As has been widely pointed out, Mormon involvement in promoting traditional one-man/ one-woman marriage seems hypocritical given our polygamous past. The Mormon practice of plural marriage was established at great personal cost to many participants and resulted in Mormons being demonized, subjected to violence, being forcibly expelled from the Midwest, and being subjected to thirty years of steadily increasing legislative and judicial pressure from the federal government. Contemporary Mormons condemning same-sex marriage lack credibility and can come across as hypocritical.

Another area where the Church’s involvement has been problematic is promoting the idea that politicking against same-sex marriage is a grass-roots effort coming from individuals rather than one organized and maintained by the institutional Church. Given the June 2008 letter from the First Presidency encouraging members to “express themselves on this urgent matter to their elected representatives in the Senate,” it’s hard to buy Mormon involvement as a grass-roots movement.[2]

Most Church members comply when the leadership merely implies there is one true course of action or a right way to vote on a ballot proposition. Mormons involved in Prop 8 say loudly that the campaign is not being run by the Church, but many inside and outside the Church see such a claim as disingenuous. Technically, no, President Monson is not personally running the campaigns against same-sex marriage in California and other states. But General Authorities, savvy Mormon lawyers, public relations professionals, and Church employees are most definitely involved; and it would be ludicrous to suggest that top Church leadership knows nothing about their activities on such a high-stakes moral issue.
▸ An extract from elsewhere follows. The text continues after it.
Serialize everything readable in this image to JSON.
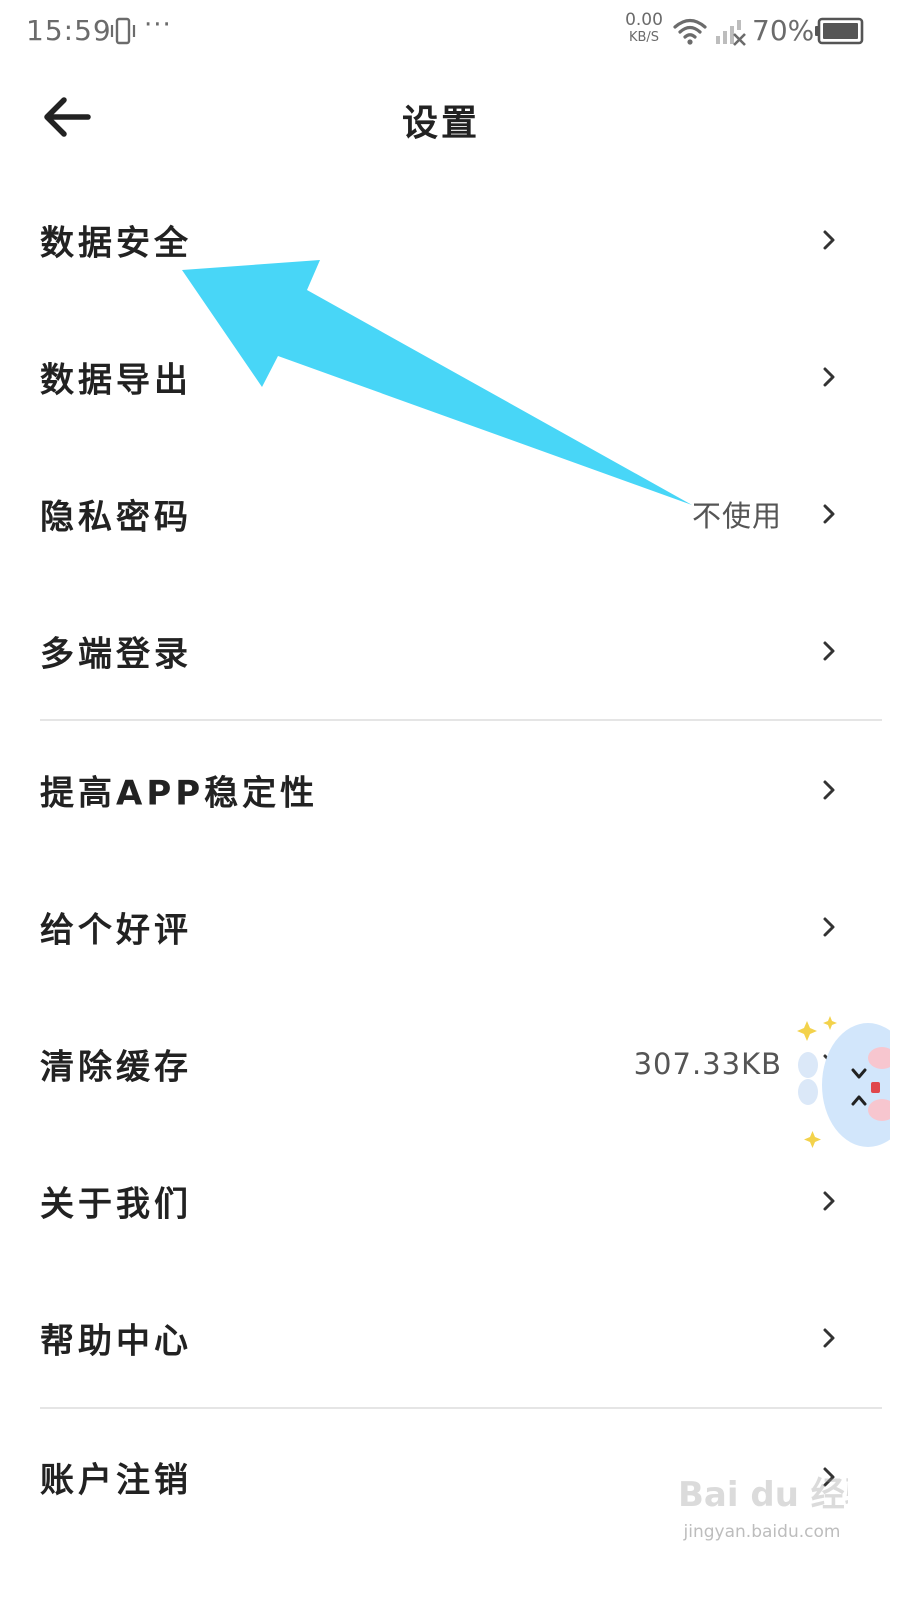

While Mormons may have helped win the battle against same-sex marriage in California, I believe they’ve lost the war probably at great cost to the Church over the long run. The strong negative reaction to Mormons’ involvement lingers and could cause problems in current/future missionary and humanitarian efforts. Our efforts have caused division within our “tribe” between Church members who feel differently about same-sex marriage. Outsiders have cause to be suspicious about Mormons’ involvement in political campaigns, and our actions and reactions have swelled the ranks of people who actively hate Mormons. I believe we’ll be reaping a Prop 8-tainted harvest for years to come.

Note: The Dialogue Foundation provides the web format of this article as a courtesy. There may be unintentional differences from the printed version. For citational and bibliographical purposes, please use the printed version or the PDFs provided online and on JSTOR.

[1]A Commentary on the Document ‘Six Consequences . . . if Proposition 8 Fails,’” print-out in my possession.

[2]First Presidency Urges Support of Marriage,” press release (accessed July 2008), print-out in my possession.